NIST Director Ray Kammer told participants that if the federal government were to provide greater support to standards developing organizations such as ANSI, congressional action and legislation would be desirable to ensure some reliability and continuity.

Among the other issues and major points addressed at the conference were:

  • Organizations need to find ways to involve consumers more heavily in the standards development process;
  • U.S. industry can eliminate a major competitive disadvantage and source of market confusion by increasing acceptance and use of the metric system;
  • Government agency standards experts’ involvement in voluntary standards activities needs to be continued, if not increased.
  • The 400 standards organizations in the United States need to speak with one voice —or at least fewer voices.

The summit also included speakers who reported on successes in developing standards approaches for particular sectors. One example of success involves an emerging technology, intelligent transportation systems. The U.S. Department of Transportation and U.S. companies have collaborated to build an infrastructure of standards to support crash avoidance systems, advanced traffic control, and other applications. As a result, "The United States now has a very strong national standards program in intelligent transportation technologies," said Michael Schagrin, a standards manager with the department.

One sector that has had sustained success in its dealings with traditional international standards organizations is the U.S. construction machinery industry, according to Gerald Ritterbush, manager of standards and regulations at Caterpillar, Inc. Since 1968, industry representatives have participated actively in ISO, with administrative support from the Society of Automotive Engineers. "Essentially all of the critical standards contain USA technology," said Ritterbush.

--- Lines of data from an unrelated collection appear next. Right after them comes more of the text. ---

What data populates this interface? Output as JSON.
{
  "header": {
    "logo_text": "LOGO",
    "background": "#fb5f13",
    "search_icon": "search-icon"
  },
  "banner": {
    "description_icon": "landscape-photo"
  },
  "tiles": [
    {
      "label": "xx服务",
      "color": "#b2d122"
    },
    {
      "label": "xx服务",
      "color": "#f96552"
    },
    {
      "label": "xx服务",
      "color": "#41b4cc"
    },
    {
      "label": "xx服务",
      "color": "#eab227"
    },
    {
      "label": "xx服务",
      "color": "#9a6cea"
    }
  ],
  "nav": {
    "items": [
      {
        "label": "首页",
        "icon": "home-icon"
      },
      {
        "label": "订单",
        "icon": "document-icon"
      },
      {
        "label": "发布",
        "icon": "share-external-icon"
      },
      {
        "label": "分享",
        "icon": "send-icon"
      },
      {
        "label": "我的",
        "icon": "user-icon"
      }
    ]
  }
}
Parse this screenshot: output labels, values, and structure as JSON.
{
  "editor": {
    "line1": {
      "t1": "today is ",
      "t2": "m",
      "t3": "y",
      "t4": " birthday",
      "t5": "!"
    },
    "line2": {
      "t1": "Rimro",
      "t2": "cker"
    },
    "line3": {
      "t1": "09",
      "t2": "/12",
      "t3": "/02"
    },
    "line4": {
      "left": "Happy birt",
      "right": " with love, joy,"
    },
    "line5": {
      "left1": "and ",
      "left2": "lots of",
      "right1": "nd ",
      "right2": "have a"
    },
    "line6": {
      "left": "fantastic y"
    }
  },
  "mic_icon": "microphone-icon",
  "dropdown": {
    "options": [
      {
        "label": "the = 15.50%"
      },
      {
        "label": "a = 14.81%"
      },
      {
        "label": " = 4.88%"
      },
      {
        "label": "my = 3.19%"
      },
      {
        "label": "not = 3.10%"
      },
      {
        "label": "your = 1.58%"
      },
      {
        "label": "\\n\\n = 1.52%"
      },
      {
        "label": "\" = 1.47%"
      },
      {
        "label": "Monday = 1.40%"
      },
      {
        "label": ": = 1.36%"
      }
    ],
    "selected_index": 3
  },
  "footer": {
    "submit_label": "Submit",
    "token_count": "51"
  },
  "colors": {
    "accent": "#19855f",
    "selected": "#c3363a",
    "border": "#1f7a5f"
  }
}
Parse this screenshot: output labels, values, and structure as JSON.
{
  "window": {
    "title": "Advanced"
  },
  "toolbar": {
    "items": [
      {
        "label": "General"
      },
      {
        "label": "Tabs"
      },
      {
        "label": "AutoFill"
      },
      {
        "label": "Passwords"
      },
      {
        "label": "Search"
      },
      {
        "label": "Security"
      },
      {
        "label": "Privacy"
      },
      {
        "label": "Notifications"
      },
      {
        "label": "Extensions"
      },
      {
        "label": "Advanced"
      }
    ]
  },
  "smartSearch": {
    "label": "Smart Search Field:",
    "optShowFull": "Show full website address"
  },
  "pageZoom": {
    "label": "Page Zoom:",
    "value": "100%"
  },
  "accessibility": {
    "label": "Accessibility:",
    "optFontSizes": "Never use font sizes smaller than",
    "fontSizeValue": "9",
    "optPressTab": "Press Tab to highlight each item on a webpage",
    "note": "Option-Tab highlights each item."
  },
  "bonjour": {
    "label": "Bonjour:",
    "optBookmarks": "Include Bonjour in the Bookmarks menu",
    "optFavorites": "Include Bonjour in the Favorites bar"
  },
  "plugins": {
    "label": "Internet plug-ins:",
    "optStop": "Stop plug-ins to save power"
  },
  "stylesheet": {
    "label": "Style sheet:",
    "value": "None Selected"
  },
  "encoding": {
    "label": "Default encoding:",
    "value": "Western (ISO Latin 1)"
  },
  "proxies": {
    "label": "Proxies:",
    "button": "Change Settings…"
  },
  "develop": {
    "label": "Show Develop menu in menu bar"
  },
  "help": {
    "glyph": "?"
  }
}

Conference co-sponsors at ANSI and NIST agreed to promptly consider another suggestion offered at the summit: to organize a similar session to address critical issues in "conformity assessment," the testing and certification systems established for implementing standards.

Released September 24, 1998, Updated January 8, 2018